Pick out the lines below that contain the string "NONE" and copy them all.

(Records contained in a dataset)
********************

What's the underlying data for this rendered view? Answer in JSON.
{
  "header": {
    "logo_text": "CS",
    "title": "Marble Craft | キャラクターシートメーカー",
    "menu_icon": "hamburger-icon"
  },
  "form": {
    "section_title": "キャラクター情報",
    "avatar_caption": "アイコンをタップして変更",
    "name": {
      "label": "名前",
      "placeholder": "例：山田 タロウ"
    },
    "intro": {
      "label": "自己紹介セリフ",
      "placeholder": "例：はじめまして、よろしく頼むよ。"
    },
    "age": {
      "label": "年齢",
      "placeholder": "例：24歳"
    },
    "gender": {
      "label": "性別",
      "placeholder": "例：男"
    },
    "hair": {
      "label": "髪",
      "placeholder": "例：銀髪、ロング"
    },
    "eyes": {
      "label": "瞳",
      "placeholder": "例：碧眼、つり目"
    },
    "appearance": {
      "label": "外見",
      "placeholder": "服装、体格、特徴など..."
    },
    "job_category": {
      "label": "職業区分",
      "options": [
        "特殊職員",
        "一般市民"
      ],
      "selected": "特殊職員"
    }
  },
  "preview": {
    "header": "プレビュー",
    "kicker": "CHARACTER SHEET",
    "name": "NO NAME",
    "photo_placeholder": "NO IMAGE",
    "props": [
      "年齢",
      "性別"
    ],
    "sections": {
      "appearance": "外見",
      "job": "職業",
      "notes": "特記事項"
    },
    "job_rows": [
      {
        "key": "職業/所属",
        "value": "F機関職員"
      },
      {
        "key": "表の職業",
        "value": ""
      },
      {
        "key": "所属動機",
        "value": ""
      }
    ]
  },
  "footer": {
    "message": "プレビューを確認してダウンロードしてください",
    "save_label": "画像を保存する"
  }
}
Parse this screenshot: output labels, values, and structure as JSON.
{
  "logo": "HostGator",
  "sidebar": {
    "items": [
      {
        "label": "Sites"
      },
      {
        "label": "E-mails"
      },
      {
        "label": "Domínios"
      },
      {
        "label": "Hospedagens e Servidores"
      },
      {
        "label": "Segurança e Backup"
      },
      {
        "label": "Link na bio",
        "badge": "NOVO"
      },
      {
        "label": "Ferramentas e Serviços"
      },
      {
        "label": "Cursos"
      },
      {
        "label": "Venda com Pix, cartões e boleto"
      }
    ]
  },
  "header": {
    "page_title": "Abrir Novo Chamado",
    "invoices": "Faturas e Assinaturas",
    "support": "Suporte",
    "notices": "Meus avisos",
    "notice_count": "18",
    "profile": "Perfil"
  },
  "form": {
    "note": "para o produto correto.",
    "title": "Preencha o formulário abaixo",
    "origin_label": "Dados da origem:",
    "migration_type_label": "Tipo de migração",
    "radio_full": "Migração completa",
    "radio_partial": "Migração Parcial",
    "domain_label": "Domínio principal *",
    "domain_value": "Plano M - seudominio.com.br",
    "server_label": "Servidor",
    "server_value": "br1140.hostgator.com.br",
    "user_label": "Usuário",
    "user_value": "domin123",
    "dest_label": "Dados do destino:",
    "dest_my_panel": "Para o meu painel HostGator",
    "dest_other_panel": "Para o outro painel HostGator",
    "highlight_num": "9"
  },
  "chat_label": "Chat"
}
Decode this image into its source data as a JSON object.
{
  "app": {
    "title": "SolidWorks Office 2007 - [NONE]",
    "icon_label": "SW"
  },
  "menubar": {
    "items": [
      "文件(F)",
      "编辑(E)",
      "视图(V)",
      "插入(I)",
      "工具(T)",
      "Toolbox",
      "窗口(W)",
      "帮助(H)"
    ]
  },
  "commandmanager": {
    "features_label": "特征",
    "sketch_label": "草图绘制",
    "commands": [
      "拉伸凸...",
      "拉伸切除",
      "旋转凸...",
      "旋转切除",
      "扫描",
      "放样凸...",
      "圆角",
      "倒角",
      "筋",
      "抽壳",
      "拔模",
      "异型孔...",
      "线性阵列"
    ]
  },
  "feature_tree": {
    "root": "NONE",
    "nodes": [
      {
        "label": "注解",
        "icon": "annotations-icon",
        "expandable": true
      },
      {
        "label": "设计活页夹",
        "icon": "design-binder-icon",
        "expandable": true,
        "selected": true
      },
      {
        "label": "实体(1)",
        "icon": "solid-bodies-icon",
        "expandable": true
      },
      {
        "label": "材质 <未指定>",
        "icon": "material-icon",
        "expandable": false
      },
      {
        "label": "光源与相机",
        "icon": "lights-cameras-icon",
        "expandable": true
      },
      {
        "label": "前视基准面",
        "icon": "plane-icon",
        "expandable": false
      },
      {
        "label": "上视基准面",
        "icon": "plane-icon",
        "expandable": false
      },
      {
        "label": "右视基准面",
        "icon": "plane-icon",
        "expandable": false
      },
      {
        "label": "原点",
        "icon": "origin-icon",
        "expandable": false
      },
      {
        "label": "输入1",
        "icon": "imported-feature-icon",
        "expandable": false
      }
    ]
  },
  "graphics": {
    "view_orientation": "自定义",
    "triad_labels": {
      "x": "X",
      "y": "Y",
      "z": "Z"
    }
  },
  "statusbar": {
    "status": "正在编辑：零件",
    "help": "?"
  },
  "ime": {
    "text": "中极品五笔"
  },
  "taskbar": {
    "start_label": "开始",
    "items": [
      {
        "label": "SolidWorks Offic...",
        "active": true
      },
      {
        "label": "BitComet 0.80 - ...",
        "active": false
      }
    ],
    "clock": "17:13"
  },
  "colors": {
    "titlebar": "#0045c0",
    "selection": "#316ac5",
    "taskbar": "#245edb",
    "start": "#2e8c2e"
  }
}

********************

- _Result of this task_:
    "title": "SolidWorks Office 2007 - [NONE]",
    "root": "NONE",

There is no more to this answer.